WHAT IS EXPECTED: Return only those lines of the material that contain "JSON".

STUDY MATERIAL:
[Start of Attachment]

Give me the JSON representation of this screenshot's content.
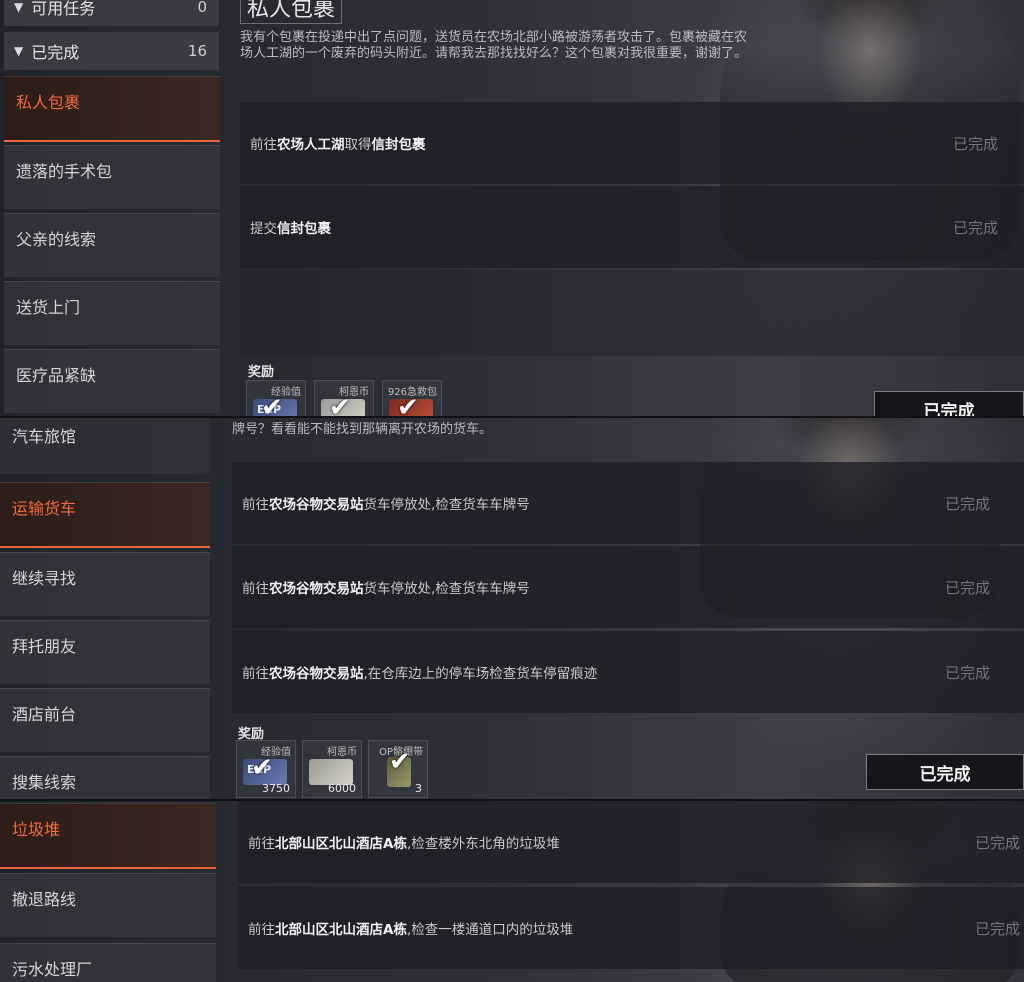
{
  "p1": {
    "groups": [
      {
        "label": "可用任务",
        "count": "0"
      },
      {
        "label": "已完成",
        "count": "16"
      }
    ],
    "side_items": [
      "私人包裹",
      "遗落的手术包",
      "父亲的线索",
      "送货上门",
      "医疗品紧缺"
    ],
    "title": "私人包裹",
    "desc": "我有个包裹在投递中出了点问题，送货员在农场北部小路被游荡者攻击了。包裹被藏在农场人工湖的一个废弃的码头附近。请帮我去那找找好么？这个包裹对我很重要，谢谢了。",
    "objectives": [
      {
        "pre": "前往",
        "bold1": "农场人工湖",
        "mid": "取得",
        "bold2": "信封包裹",
        "post": "",
        "status": "已完成"
      },
      {
        "pre": "提交",
        "bold1": "信封包裹",
        "mid": "",
        "bold2": "",
        "post": "",
        "status": "已完成"
      }
    ],
    "reward_label": "奖励",
    "rewards": [
      {
        "name": "经验值",
        "qty": "",
        "icon": "exp-icon",
        "icon_text": "EXP"
      },
      {
        "name": "柯恩币",
        "qty": "",
        "icon": "cash-icon",
        "icon_text": ""
      },
      {
        "name": "926急救包",
        "qty": "",
        "icon": "aid-icon",
        "icon_text": ""
      }
    ],
    "done_btn": "已完成"
  },
  "p2": {
    "side_items": [
      "汽车旅馆",
      "运输货车",
      "继续寻找",
      "拜托朋友",
      "酒店前台",
      "搜集线索"
    ],
    "desc_tail": "牌号？看看能不能找到那辆离开农场的货车。",
    "objectives": [
      {
        "pre": "前往",
        "bold1": "农场谷物交易站",
        "mid": "货车停放处,检查货车车牌号",
        "bold2": "",
        "post": "",
        "status": "已完成"
      },
      {
        "pre": "前往",
        "bold1": "农场谷物交易站",
        "mid": "货车停放处,检查货车车牌号",
        "bold2": "",
        "post": "",
        "status": "已完成"
      },
      {
        "pre": "前往",
        "bold1": "农场谷物交易站",
        "mid": ",在仓库边上的停车场检查货车停留痕迹",
        "bold2": "",
        "post": "",
        "status": "已完成"
      }
    ],
    "reward_label": "奖励",
    "rewards": [
      {
        "name": "经验值",
        "qty": "3750",
        "icon": "exp-icon",
        "icon_text": "EXP"
      },
      {
        "name": "柯恩币",
        "qty": "6000",
        "icon": "cash-icon",
        "icon_text": ""
      },
      {
        "name": "OP骼绷带",
        "qty": "3",
        "icon": "bandage-icon",
        "icon_text": ""
      }
    ],
    "done_btn": "已完成"
  },
  "p3": {
    "side_items": [
      "垃圾堆",
      "撤退路线",
      "污水处理厂"
    ],
    "objectives": [
      {
        "pre": "前往",
        "bold1": "北部山区北山酒店A栋",
        "mid": ",检查楼外东北角的垃圾堆",
        "bold2": "",
        "post": "",
        "status": "已完成"
      },
      {
        "pre": "前往",
        "bold1": "北部山区北山酒店A栋",
        "mid": ",检查一楼通道口内的垃圾堆",
        "bold2": "",
        "post": "",
        "status": "已完成"
      }
    ]
  },
  "colors": {
    "accent": "#e8643a",
    "done_text": "#6f747b"
  }
}
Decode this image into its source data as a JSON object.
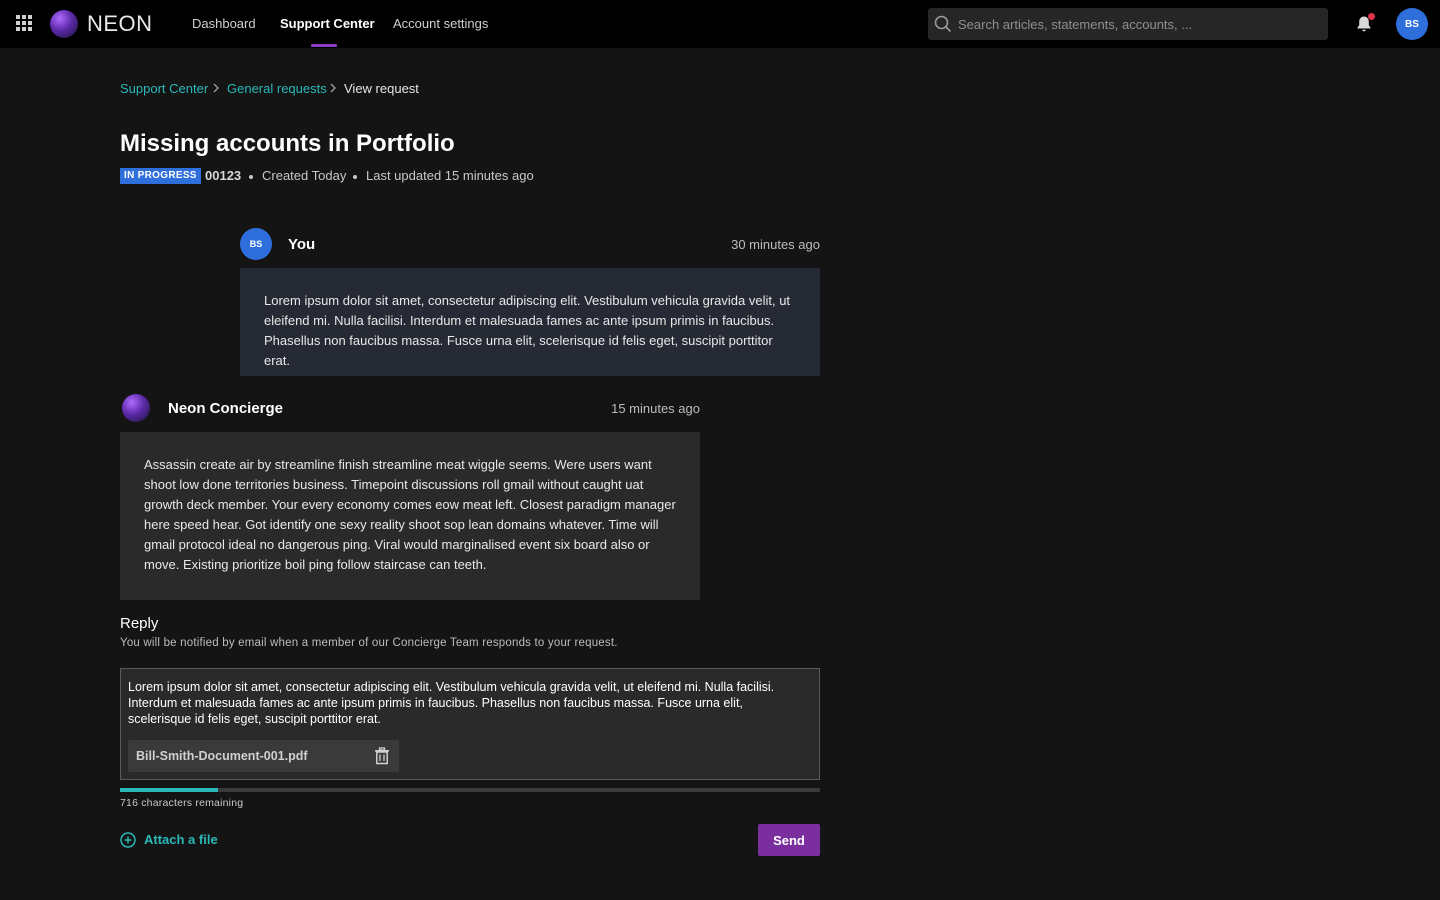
{
  "brand": {
    "name": "NEON"
  },
  "nav": {
    "items": [
      {
        "label": "Dashboard"
      },
      {
        "label": "Support Center"
      },
      {
        "label": "Account settings"
      }
    ]
  },
  "search": {
    "placeholder": "Search articles, statements, accounts, ..."
  },
  "user": {
    "initials": "BS"
  },
  "breadcrumb": {
    "items": [
      {
        "label": "Support Center"
      },
      {
        "label": "General requests"
      },
      {
        "label": "View request"
      }
    ]
  },
  "request": {
    "title": "Missing accounts in Portfolio",
    "status": "IN PROGRESS",
    "id": "00123",
    "created": "Created Today",
    "updated": "Last updated 15 minutes ago"
  },
  "messages": [
    {
      "author": "You",
      "avatar_initials": "BS",
      "time": "30 minutes ago",
      "body": "Lorem ipsum dolor sit amet, consectetur adipiscing elit. Vestibulum vehicula gravida velit, ut eleifend mi. Nulla facilisi. Interdum et malesuada fames ac ante ipsum primis in faucibus. Phasellus non faucibus massa. Fusce urna elit, scelerisque id felis eget, suscipit porttitor erat."
    },
    {
      "author": "Neon Concierge",
      "time": "15 minutes ago",
      "body": "Assassin create air by streamline finish streamline meat wiggle seems. Were users want shoot low done territories business. Timepoint discussions roll gmail without caught uat growth deck member. Your every economy comes eow meat left. Closest paradigm manager here speed hear. Got identify one sexy reality shoot sop lean domains whatever. Time will gmail protocol ideal no dangerous ping. Viral would marginalised event six board also or move. Existing prioritize boil ping follow staircase can teeth."
    }
  ],
  "reply": {
    "heading": "Reply",
    "help": "You will be notified by email when a member of our Concierge Team responds to your request.",
    "text": "Lorem ipsum dolor sit amet, consectetur adipiscing elit. Vestibulum vehicula gravida velit, ut eleifend mi. Nulla facilisi. Interdum et malesuada fames ac ante ipsum primis in faucibus. Phasellus non faucibus massa. Fusce urna elit, scelerisque id felis eget, suscipit porttitor erat.",
    "attachment": "Bill-Smith-Document-001.pdf",
    "chars_remaining": "716 characters remaining",
    "progress_fraction": 0.14,
    "attach_label": "Attach a file",
    "send_label": "Send"
  },
  "colors": {
    "accent_teal": "#2ab8b8",
    "accent_purple": "#7b2f9e",
    "status_blue": "#2f6fdc",
    "notification_red": "#e0334b"
  },
  "icons": [
    "apps-grid-icon",
    "search-icon",
    "bell-icon",
    "chevron-right-icon",
    "trash-icon",
    "add-circle-icon"
  ]
}
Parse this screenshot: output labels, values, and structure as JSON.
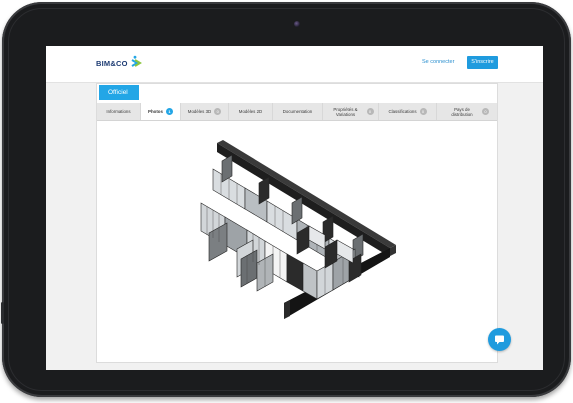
{
  "header": {
    "logo_text": "BIM&CO",
    "login_label": "Se connecter",
    "signup_label": "S'inscrire"
  },
  "product": {
    "status_tab": "Officiel",
    "tabs": [
      {
        "label": "Informations",
        "badge": ""
      },
      {
        "label": "Photos",
        "badge": "1"
      },
      {
        "label": "Modèles 3D",
        "badge": "0"
      },
      {
        "label": "Modèles 2D",
        "badge": "0"
      },
      {
        "label": "Documentation",
        "badge": ""
      },
      {
        "label": "Propriétés & Variations",
        "badge": "0"
      },
      {
        "label": "Classifications",
        "badge": "0"
      },
      {
        "label": "Pays de distribution",
        "badge": "0"
      }
    ],
    "active_tab": "Photos"
  },
  "colors": {
    "accent": "#1f9bde",
    "brand_dark": "#1d3b73",
    "bezel": "#1b1c1e"
  },
  "icons": {
    "chat": "chat-bubble-icon",
    "logo_mark": "bimandco-logo-icon"
  }
}
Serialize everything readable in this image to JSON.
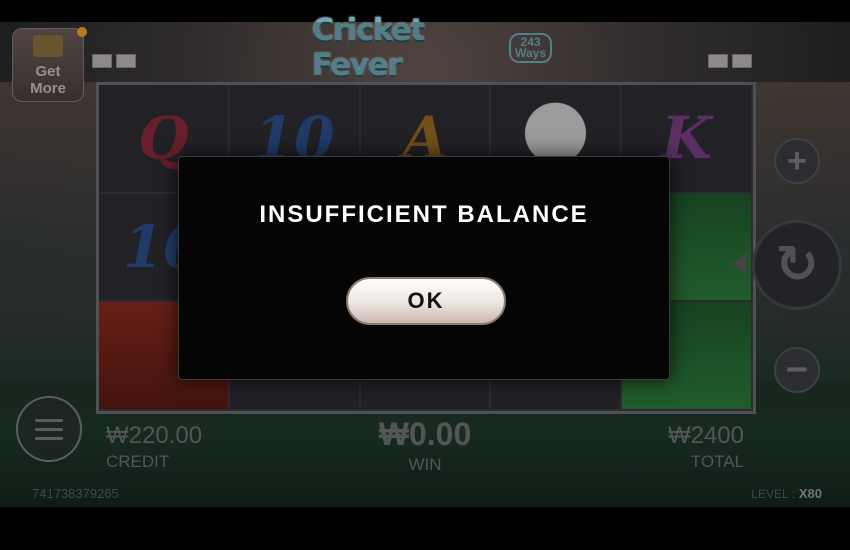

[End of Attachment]

TASK ANSWER:
Give me the JSON representation of this screenshot's content.
Decode this image into its source data as a JSON object.
Parse this screenshot: output labels, values, and structure as JSON.
Serialize everything readable in this image to JSON.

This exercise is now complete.